- **ACTIVITY**
In the data below, which lines contain "用颜色标识"? List them by copying each one.

Items from an interface collection:
-*-*-
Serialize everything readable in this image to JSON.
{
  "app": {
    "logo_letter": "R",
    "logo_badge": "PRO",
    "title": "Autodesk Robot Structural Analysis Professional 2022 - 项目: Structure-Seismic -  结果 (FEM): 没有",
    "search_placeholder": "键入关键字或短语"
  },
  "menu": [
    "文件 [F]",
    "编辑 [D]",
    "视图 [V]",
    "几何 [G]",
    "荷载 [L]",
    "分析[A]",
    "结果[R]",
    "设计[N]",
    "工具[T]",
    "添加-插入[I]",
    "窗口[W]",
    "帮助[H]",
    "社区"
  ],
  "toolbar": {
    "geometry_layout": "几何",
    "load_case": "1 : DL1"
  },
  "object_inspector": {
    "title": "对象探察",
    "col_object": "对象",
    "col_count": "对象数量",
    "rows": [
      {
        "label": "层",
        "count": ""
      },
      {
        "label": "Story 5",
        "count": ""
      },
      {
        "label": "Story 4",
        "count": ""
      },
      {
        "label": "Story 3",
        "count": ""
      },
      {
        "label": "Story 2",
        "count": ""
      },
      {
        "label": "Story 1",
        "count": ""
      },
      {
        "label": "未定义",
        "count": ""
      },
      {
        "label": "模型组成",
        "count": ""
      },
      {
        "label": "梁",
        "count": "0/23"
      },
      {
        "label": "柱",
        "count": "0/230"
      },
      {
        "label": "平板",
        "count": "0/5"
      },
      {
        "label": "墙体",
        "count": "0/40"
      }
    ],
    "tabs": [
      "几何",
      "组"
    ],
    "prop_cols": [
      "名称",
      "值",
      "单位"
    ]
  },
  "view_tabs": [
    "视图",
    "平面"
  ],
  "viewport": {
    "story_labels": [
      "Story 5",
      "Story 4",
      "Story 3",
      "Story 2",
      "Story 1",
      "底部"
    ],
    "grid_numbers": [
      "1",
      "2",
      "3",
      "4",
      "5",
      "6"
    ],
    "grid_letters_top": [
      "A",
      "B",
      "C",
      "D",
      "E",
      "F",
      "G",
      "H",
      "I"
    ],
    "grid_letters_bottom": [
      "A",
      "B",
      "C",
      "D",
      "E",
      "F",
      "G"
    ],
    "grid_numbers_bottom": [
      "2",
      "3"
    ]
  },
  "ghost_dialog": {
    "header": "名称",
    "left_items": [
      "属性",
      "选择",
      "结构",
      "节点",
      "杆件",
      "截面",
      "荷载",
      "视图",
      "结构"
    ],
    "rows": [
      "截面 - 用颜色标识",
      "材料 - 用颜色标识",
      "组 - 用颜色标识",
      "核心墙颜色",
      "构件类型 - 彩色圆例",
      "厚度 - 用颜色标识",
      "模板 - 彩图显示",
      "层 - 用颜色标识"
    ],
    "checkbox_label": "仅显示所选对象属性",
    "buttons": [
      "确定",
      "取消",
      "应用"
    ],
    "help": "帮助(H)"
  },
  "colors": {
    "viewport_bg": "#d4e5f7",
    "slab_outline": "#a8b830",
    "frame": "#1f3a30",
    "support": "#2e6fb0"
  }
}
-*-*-
- **EXERCISE RESPONSE**
      "截面 - 用颜色标识",
      "材料 - 用颜色标识",
      "组 - 用颜色标识",
      "厚度 - 用颜色标识",
      "层 - 用颜色标识"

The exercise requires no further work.